++++ Material for this task
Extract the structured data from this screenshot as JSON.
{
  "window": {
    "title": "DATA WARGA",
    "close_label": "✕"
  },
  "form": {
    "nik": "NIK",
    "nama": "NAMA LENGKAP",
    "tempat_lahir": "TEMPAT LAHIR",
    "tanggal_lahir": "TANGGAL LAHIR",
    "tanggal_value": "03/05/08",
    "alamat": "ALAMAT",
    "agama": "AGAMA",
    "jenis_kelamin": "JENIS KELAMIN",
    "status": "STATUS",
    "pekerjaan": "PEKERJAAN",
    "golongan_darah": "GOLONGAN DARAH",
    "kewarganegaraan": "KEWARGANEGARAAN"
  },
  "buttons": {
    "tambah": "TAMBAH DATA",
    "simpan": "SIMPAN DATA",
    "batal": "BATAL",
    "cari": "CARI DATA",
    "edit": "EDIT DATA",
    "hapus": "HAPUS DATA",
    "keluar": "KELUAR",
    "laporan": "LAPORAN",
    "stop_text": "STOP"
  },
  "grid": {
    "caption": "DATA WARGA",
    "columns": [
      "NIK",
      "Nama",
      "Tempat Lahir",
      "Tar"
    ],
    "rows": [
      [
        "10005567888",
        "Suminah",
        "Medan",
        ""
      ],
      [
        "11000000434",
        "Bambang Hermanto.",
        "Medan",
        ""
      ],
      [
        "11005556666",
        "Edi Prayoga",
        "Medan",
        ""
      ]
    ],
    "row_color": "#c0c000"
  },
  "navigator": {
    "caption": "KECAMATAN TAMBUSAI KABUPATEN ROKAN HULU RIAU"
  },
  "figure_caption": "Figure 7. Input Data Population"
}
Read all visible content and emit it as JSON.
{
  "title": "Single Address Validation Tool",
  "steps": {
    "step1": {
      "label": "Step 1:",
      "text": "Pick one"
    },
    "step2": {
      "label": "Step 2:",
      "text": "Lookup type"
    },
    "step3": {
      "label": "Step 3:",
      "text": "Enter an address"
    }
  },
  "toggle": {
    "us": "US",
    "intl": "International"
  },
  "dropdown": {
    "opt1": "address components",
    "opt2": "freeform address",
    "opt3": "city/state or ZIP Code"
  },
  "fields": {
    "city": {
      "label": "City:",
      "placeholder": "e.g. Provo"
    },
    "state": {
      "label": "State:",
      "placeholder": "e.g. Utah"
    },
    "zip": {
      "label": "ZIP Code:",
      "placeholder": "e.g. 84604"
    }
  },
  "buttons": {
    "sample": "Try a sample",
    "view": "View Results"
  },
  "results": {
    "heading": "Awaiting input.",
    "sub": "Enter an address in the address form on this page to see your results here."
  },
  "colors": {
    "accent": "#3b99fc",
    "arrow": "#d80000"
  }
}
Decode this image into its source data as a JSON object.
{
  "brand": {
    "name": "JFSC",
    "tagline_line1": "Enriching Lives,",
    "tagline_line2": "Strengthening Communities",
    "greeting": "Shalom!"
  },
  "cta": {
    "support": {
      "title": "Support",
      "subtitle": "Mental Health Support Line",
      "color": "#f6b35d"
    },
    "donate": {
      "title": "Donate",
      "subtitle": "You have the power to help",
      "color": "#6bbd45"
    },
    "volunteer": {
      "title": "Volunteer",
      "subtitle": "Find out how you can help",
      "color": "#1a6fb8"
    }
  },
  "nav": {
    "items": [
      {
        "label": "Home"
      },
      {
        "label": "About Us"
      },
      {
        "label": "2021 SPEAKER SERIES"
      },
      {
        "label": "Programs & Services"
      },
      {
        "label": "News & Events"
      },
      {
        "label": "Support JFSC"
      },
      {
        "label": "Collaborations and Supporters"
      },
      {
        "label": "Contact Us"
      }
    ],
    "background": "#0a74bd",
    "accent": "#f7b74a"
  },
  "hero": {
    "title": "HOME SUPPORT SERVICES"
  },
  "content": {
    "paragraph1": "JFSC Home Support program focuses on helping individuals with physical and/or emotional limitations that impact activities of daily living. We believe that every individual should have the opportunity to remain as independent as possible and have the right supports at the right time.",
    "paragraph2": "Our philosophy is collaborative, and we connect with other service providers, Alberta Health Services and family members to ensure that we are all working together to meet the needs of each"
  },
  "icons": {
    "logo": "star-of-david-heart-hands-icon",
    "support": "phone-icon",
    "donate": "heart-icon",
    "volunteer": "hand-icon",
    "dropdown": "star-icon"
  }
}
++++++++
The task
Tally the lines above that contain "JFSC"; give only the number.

Response to this task
3